  • Black-Brown Solidarity has been Elusive in Los Angeles

    by Erin Aubry Kaplan

    For decades, the increasing Latino presence in previously Black neighborhoods in South Los Angeles has raised concerns about political representation and hopes for a cross-racial movement for a more just city. Recent leaked city councl tapes show things are far from settled. 



  • Mike Davis, 1946-2022

    by Jon Wiener

    "Mike hated being called “a prophet of doom.” Yes, LA did explode two years after City of Quartz; the fires and floods did get more intense after Ecology of Fear, and of course a global pandemic did follow The Monster at Our Door."



  • Noir Politics in Mike Davis's "City of Quartz"

    by Charlotte Rosen

    The late Mike Davis wrote his influential and controversial history of Los Angeles as a noir thriller, exposing the greed and corruption beneath the sunny surface. 



  • The Walls of Troy: Pandemic and Exclusion at an Urban University

    by Arabella Delgado

    The pandemic has clarified and underscored ways that the University of Southern California, like most private urban campuses, has long sought to maximize the separation between its campus and the surrounding community. 



  • Two Artists Unearth Hidden Histories of LA

    Devon Tsuno and Alan Nakagawa discuss the histories and daily life of the Japanese American community in Midtown Los Angeles, an area that has largely been erased from Angelenos' maps of their city. 



  • Broken Homes of the Drug War

    by David Helps

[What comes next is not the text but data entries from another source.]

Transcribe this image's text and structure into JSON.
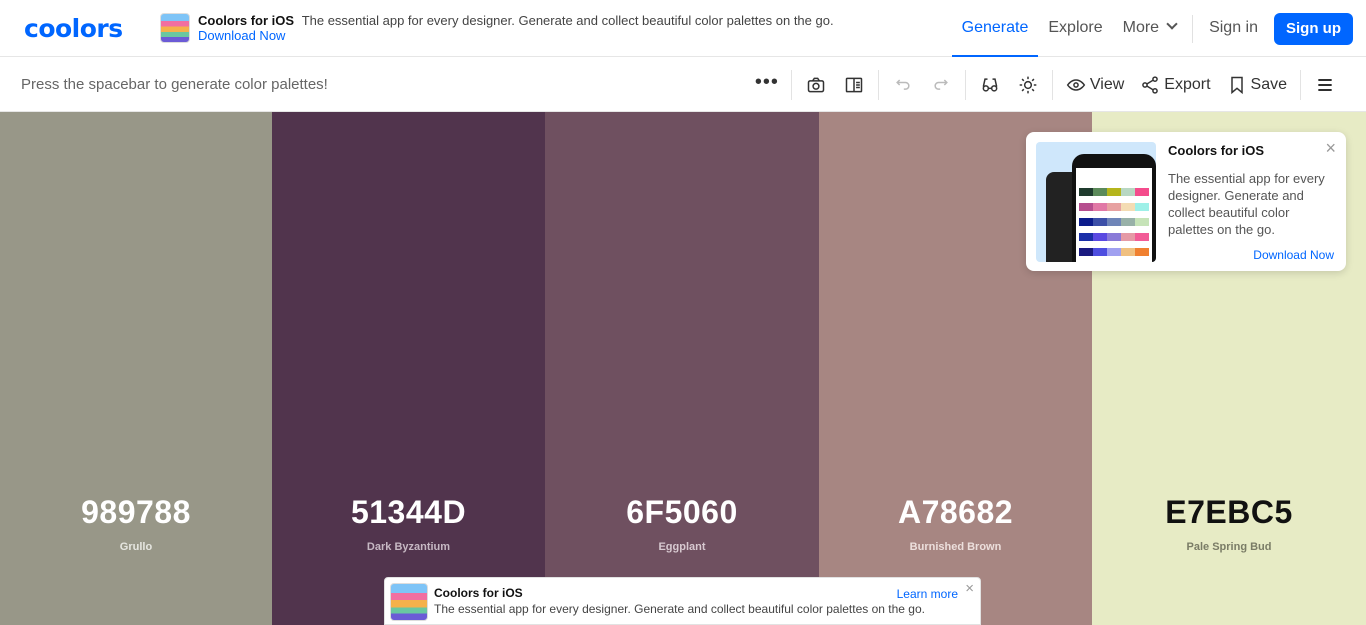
{
  "brand": {
    "logo": "coolors",
    "accent": "#0066ff"
  },
  "promo": {
    "title": "Coolors for iOS",
    "description": "The essential app for every designer. Generate and collect beautiful color palettes on the go.",
    "link": "Download Now"
  },
  "nav": {
    "generate": "Generate",
    "explore": "Explore",
    "more": "More",
    "signin": "Sign in",
    "signup": "Sign up"
  },
  "toolbar": {
    "hint": "Press the spacebar to generate color palettes!",
    "view": "View",
    "export": "Export",
    "save": "Save",
    "icons": [
      "more-dots-icon",
      "camera-icon",
      "layout-icon",
      "undo-icon",
      "redo-icon",
      "glasses-icon",
      "sun-icon",
      "eye-icon",
      "share-icon",
      "bookmark-icon",
      "hamburger-menu-icon"
    ]
  },
  "palette": [
    {
      "hex": "989788",
      "name": "Grullo",
      "bg": "#989788",
      "text": "#ffffff",
      "sub": "#e6e6e0"
    },
    {
      "hex": "51344D",
      "name": "Dark Byzantium",
      "bg": "#51344d",
      "text": "#ffffff",
      "sub": "#c6b8c3"
    },
    {
      "hex": "6F5060",
      "name": "Eggplant",
      "bg": "#6f5060",
      "text": "#ffffff",
      "sub": "#d7c9d0"
    },
    {
      "hex": "A78682",
      "name": "Burnished Brown",
      "bg": "#a78682",
      "text": "#ffffff",
      "sub": "#ecdfdc"
    },
    {
      "hex": "E7EBC5",
      "name": "Pale Spring Bud",
      "bg": "#e7ebc5",
      "text": "#111111",
      "sub": "#7a7c66"
    }
  ],
  "card": {
    "title": "Coolors for iOS",
    "description": "The essential app for every designer. Generate and collect beautiful color palettes on the go.",
    "link": "Download Now",
    "close": "×"
  },
  "banner": {
    "title": "Coolors for iOS",
    "description": "The essential app for every designer. Generate and collect beautiful color palettes on the go.",
    "link": "Learn more",
    "close": "×"
  }
}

    Rather than a mistake or an isolated instance of excess, a notoriously brutal and destructive LAPD raid on an apartment complex in 1988 should be seen as part of a political attack on the city's Black poor, enabled by cultural stereotypes of families of color. 



  • CORE's Fight for Fair Housing in Los Angeles

    by M. Keith Claybrook, Jr.

    The fight for fair housing in Los Angeles demonstrates the way that racism has been maintained through the institutions of housing and real estate. 



  • How a Black Family Got Their Beach Back

    The historic Bruce's Beach case is inspiring social justice leaders and reparations activists to fight for other Black families whose ancestors were also victims of land theft in the United States.



  • Los Angeles Pioneered American Racial Segregation

    by Gene Slater

    The real estate industry acted as a cartel to limit the free market in housing to preserve racial homogeneity, claiming it was necessary to protect property values. This form of housing segregation was tested in the booming market of 1920s California and spread nationwide.